(Website and app data records)
====================
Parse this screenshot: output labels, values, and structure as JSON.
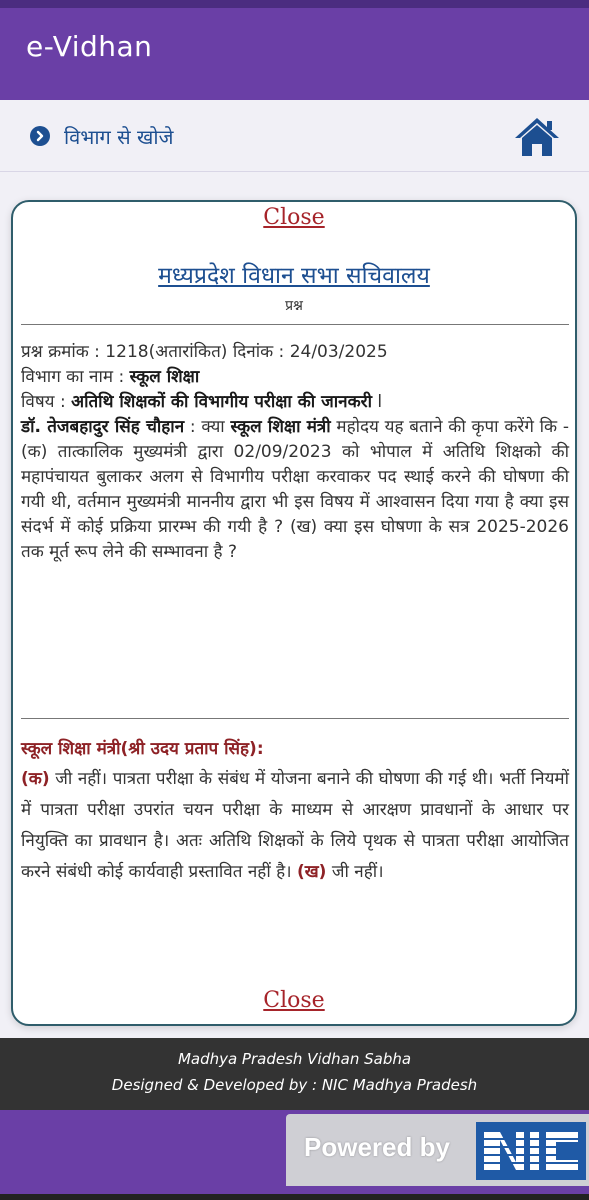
{
  "app": {
    "title": "e-Vidhan"
  },
  "nav": {
    "search_by_department": "विभाग से खोजे"
  },
  "card": {
    "close_label": "Close",
    "secretariat": "मध्यप्रदेश विधान सभा सचिवालय",
    "section": "प्रश्न",
    "question_meta": "प्रश्न क्रमांक : 1218(अतारांकित) दिनांक : 24/03/2025",
    "department_label": "विभाग का नाम :",
    "department_value": "स्कूल शिक्षा",
    "subject_label": "विषय :",
    "subject_value": "अतिथि शिक्षकों की विभागीय परीक्षा की जानकरी",
    "subject_end": " l",
    "asker": "डॉ. तेजबहादुर सिंह चौहान",
    "kya": " : क्या ",
    "addressed_minister": "स्कूल शिक्षा मंत्री",
    "question_text": " महोदय यह बताने की कृपा करेंगे कि - (क) तात्कालिक मुख्यमंत्री द्वारा 02/09/2023 को भोपाल में अतिथि शिक्षको की महापंचायत बुलाकर अलग से विभागीय परीक्षा करवाकर पद स्थाई करने की घोषणा की गयी थी, वर्तमान मुख्यमंत्री माननीय द्वारा भी इस विषय में आश्वासन दिया गया है क्या इस संदर्भ में कोई प्रक्रिया प्रारम्भ की गयी है ? (ख) क्या इस घोषणा के सत्र 2025-2026 तक मूर्त रूप लेने की सम्भावना है ?",
    "answer_minister": "स्कूल शिक्षा मंत्री(श्री उदय प्रताप सिंह):",
    "answer_ka": "(क)",
    "answer_text_1": " जी नहीं। पात्रता परीक्षा के संबंध में योजना बनाने की घोषणा की गई थी। भर्ती नियमों में पात्रता परीक्षा उपरांत चयन परीक्षा के माध्यम से आरक्षण प्रावधानों के आधार पर नियुक्ति का प्रावधान है। अतः अतिथि शिक्षकों के लिये पृथक से पात्रता परीक्षा आयोजित करने संबंधी कोई कार्यवाही प्रस्तावित नहीं है। ",
    "answer_kha": "(ख)",
    "answer_text_2": " जी नहीं।"
  },
  "footer": {
    "line1": "Madhya Pradesh Vidhan Sabha",
    "line2": "Designed & Developed by : NIC Madhya Pradesh"
  },
  "brand": {
    "powered_by": "Powered by",
    "logo": "NIC"
  },
  "colors": {
    "appbar": "#6a3fa6",
    "link_blue": "#1d4f91",
    "close_red": "#a6242a",
    "answer_red": "#8e2226",
    "footer": "#333333"
  },
  "icons": [
    "chevron-right-circle-icon",
    "home-icon",
    "nic-logo"
  ]
}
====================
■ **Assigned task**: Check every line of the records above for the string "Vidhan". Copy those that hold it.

■ **Solution**:
    "title": "e-Vidhan"
    "line1": "Madhya Pradesh Vidhan Sabha",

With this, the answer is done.